The Welsh revival impacted believers around the world who were seeking for the Holy Spirit.
A desperate young father who was handed a Gospel tract just before he intended to commit suicide . . . a former Muslim who faced intense persecution because he committed his life to God . . . a tough young seafaring man who now finds his greatest joy in telling others about the Christ who changed his life . . . a rebellious teenager who surrendered to God and now is a minister of the Gospel . . . a vagrant bound by alcoholism who heard a Gospel street meeting that turned his life around . . . these individuals and thousands of others like them are witnesses to the power of God to change lives. Their life stories are intertwined with an international organization whose goal for one hundred years has been to proclaim the transforming power of the Gospel of Jesus Christ.
The Apostolic Faith work had its beginning in the early part of the twentieth century during a worldwide spiritual awakening. Believers living in the United States heard about the remarkable revival in Wales where 100,000 people had converted to Christianity in the months prior to June of 1905. A feeling of expectancy began to grow among Christian leaders and workers who had been praying for the latter rain outpouring of the Holy Spirit, as promised by the Old Testament prophet Joel. The amazing reports from Wales fueled hope that the end-time revival had indeed begun.

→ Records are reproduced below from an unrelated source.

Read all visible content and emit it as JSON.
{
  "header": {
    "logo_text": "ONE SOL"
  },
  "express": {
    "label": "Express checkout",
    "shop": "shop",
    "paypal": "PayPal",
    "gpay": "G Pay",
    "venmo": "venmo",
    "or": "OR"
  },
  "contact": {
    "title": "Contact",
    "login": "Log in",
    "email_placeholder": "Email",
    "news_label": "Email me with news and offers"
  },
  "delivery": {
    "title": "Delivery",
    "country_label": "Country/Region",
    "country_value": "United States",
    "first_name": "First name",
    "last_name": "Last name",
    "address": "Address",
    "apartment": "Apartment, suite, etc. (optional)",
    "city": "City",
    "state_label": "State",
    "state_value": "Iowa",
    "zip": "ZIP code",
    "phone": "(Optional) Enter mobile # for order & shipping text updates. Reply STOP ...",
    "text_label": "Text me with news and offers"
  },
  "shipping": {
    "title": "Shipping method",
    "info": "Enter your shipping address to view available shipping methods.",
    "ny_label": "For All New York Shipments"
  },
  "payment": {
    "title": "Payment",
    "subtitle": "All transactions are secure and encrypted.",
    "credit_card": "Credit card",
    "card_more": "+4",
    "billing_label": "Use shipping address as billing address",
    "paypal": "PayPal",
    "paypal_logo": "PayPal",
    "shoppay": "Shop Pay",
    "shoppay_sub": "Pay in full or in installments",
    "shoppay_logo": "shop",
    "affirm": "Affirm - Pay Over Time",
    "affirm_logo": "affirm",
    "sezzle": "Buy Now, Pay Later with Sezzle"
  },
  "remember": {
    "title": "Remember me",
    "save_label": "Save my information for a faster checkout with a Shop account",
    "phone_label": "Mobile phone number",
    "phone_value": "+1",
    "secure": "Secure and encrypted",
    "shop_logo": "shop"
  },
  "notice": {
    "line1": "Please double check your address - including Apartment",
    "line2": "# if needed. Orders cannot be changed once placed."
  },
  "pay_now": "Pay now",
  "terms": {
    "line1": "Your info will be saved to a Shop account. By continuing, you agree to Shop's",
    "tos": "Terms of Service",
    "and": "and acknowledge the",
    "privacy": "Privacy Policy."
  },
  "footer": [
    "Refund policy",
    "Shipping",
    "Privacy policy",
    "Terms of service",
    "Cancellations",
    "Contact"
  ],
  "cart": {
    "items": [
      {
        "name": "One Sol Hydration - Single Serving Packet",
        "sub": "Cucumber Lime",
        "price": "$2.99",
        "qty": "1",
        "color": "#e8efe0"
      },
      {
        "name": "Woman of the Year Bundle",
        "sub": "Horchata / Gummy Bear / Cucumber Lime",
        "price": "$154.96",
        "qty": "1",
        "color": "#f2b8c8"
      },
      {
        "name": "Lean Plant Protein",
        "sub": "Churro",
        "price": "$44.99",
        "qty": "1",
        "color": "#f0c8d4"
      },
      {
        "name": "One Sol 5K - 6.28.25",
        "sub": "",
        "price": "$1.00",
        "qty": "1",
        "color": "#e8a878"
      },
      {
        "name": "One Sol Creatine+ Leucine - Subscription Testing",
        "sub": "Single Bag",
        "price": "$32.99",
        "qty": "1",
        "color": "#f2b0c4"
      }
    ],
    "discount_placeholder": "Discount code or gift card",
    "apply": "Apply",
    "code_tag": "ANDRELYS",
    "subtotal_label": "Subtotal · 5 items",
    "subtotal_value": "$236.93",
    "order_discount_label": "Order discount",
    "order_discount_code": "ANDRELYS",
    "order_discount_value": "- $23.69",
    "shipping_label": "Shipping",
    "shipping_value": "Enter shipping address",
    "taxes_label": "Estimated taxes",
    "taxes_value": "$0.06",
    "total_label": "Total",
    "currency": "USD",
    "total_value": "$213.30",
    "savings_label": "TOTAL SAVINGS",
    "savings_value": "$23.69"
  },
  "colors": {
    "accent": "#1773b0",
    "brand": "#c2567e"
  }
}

The prayers of these earnest seekers were answered when the long-awaited Pentecostal outpouring came in April of 1906 upon a group of saved and sanctified people in Los Angeles, California. Known as the Azusa Revival, the infilling of the Holy Spirit empowered many for Christian service and created an evangelistic fervor that extended worldwide. It was the starting point for the Apostolic Faith work of Portland, Oregon, as well as many other Pentecostal organizations.
The purpose in founding this religious organization was to maintain and teach all the doctrines as taught by Christ and by His Apostles in the days of the Early Church, and to spread the Gospel in its fullness to people of every land.
Jude 3 has been the motto of the Apostolic Faith work since its beginning.
In the early days of the Azusa revival, leaders took the Bible verse Jude 3 for a motto: “Earnestly contend for the faith which was once delivered unto the saints.” It is not hard to understand why that verse was chosen. The happenings on Azusa Street had rapidly attracted attention from such secular media as the Los Angeles Times. Faced with persecution and ridicule, those who had received the Pentecostal experience soon understood the necessity of contending. They realized that Jude was encouraging whatever struggle was necessary to defend the faith—the Gospel message preached by the Apostles. This authoritative communication from the Christ-appointed leaders of the Early Church must not be eradicated by criticism or compromised by false teachers.
Jude spoke of the faith which was delivered to the saints, and those whose lives had been empowered at Azusa knew that something precious had been entrusted to them. They recognized that it was their responsibility to care for it and see that it was delivered to others.
The workers putting together reports at the revival epicenter decided to feature this verse on their first publication that carried abroad the news of the Pentecostal outpouring. When Florence Crawford came to Portland, she kept the verse on the papers printed at the new location. This verse has appeared on every issue of the flagship publication of the Apostolic Faith organization. The publication was originally titled The Apostolic Faith and now bears the name Higher Way.
Jude 3 is also inscribed on the cornerstone of the headquarters church in Portland, Oregon, along with the words, “Founded 1906” and “Built 1983.”